“They bought it for the real estate,” says Plamondon.
What sounded like a beautiful marriage on paper proved a nightmare. A number of Roy’s units were converted into Hardee’s, and a fair-sized group of others were sold to Wendy’s. Remaining Roy’s units had their images blurred by the addition of Hardee’s biscuits, while some Hardee’s stores added Roy Rogers-brand fried chicken.
The move triggered a revolt from Roy’s cult-like fans, who demanded a return of their brand. Imasco obliged, further confusing customers.
Then Imasco decided to exit the business. Roy Rogers was acquired in 2002 by Pete Plamondon, Jim’s dad, who had been working for Marriott when Roy’s was launched. He knew it was a gem. He left Marriott in 1979 as EVP of the hotel company’s restaurant operations and became a Roy’s franchisee a year later.
Pete remained with the chain through the Imasco years, bringing Jim and his other son, Pete Jr., into the business. The brand would shrink to about 70 units, and the second generations of Plamondons were so discouraged that they diversified into the hotel business.
Yet the concept plugged along, serving hardcore fans in the key markets of Maryland and New Jersey. The brand also secured locations in rest stops along several interstate highways through a franchise deal with HMS Host, a former Marriott division.
In 1998, the elder Plamondon decided to exit the business. Jim and Pete Jr. stepped up to buy it, knowing some refurbishing was needed. “We needed to get back the brand’s standards,” recalls Jim. “We reduced the number of restaurants down to the 40s,” about 15 of which they operated.

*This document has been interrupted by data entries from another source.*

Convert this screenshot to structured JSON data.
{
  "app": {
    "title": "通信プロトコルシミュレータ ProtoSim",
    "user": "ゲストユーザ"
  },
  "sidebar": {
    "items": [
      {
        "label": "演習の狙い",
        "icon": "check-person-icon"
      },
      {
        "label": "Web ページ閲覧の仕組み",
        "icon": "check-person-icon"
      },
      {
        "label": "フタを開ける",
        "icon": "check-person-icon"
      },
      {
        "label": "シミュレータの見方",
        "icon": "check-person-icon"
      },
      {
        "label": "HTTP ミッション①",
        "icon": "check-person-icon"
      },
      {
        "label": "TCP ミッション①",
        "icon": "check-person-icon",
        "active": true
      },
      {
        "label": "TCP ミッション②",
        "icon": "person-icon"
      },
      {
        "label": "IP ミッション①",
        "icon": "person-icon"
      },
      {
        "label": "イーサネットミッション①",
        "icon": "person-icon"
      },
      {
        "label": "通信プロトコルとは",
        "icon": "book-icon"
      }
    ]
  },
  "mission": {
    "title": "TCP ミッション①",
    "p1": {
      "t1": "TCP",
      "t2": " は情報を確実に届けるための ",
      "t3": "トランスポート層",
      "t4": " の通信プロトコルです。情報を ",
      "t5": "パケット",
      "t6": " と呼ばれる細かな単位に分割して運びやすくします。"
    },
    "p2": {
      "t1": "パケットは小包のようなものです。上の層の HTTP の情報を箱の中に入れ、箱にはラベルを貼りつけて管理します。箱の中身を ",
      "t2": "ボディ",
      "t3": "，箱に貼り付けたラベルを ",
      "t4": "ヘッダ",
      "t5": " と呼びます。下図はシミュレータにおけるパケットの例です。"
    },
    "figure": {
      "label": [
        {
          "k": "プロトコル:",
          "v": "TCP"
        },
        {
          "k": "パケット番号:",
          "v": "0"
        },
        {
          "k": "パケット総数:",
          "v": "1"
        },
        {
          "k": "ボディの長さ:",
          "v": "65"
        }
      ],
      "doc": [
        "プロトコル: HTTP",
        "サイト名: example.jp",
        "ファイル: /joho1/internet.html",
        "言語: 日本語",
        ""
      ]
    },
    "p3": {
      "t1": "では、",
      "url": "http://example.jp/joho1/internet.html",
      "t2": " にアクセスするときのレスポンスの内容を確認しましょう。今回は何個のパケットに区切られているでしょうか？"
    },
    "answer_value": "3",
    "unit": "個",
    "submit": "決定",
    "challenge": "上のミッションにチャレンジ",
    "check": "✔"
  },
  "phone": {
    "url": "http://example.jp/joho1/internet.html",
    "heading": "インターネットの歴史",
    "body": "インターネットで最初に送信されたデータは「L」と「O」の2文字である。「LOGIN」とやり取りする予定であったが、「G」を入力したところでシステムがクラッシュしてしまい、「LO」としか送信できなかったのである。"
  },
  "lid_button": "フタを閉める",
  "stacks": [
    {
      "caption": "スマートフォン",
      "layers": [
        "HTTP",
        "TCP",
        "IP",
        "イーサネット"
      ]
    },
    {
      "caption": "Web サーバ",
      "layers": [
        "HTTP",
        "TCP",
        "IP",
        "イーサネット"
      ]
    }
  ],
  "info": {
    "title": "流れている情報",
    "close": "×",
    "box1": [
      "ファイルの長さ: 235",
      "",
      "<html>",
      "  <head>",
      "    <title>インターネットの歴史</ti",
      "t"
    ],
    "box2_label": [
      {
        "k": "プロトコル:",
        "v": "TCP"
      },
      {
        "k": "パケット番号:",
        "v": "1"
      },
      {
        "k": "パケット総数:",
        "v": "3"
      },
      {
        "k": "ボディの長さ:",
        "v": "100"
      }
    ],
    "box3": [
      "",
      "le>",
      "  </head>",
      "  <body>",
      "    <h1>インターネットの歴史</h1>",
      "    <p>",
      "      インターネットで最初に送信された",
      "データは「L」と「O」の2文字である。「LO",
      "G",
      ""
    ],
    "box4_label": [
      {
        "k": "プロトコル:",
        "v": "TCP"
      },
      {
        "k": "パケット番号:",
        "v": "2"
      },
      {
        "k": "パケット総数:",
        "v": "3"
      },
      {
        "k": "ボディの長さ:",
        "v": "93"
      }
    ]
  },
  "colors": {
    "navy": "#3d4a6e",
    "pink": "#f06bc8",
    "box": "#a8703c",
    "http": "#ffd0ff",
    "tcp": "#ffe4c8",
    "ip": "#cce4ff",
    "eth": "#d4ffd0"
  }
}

Jim focused on the restaurants while Pete Jr. managed the hotel side of their business.
The emphasis was on showcasing what had made Roy Rogers restaurants different from Day One: “Quality, variety and choice,” says Jim. “It has allowed it to grow and stay relevant.”

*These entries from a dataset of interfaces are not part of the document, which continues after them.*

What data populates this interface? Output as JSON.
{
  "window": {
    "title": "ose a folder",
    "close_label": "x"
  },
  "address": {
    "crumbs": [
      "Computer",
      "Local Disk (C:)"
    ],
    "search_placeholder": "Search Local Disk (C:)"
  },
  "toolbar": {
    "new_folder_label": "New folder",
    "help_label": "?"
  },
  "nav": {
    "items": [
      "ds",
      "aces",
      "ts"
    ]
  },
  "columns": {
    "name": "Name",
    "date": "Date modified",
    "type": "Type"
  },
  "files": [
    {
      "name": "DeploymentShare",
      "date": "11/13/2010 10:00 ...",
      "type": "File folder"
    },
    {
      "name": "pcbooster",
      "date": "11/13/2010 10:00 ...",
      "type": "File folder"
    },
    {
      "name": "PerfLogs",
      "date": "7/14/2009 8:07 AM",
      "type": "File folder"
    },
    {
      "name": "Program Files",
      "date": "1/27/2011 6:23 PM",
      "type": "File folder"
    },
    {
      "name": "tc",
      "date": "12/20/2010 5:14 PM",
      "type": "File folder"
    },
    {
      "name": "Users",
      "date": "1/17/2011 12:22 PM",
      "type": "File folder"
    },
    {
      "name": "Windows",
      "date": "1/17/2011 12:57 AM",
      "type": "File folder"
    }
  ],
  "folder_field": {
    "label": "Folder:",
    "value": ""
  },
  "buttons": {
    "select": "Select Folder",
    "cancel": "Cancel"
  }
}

Roy’s has added about six restaurants in the last three years. With Biser on board, the plan calls for adding that many per year, all in the mid-Atlantic area where the brand is best known.
Roy’s will remain true to its roots, but it’s not oblivious to what’s happening in the quick-service sector, says Plamondon. It branched into breakfast long ago, during the Hardee’s years, and some stores already boast drive-thrus. The concept has looked at self-ordering kiosks, “But it’s not a high priority,” he says.
The addition of curbside pickup is already in the works, and Roy’s now has an app, he adds.
The challenge, he suggests, is marketing a brand to potential new customers when you’re competing for attention with the likes of McDonald’s or Wendy’s.
The franchisor is already stepping up its use of social media, and the affiliation with Ripken will likely be a breakthrough, Plamondon says. “We felt he represented a way for us to stand apart from the competition. How can you be heard? Partnering up with a Hall of Famer with a record of his own.”
Ripkin has explained that he teamed up with the Plamondons because of a longtime familiarity with Roy Rogers. His mother loved the brand’s namesake, while he grew up eating its roast beef sandwiches.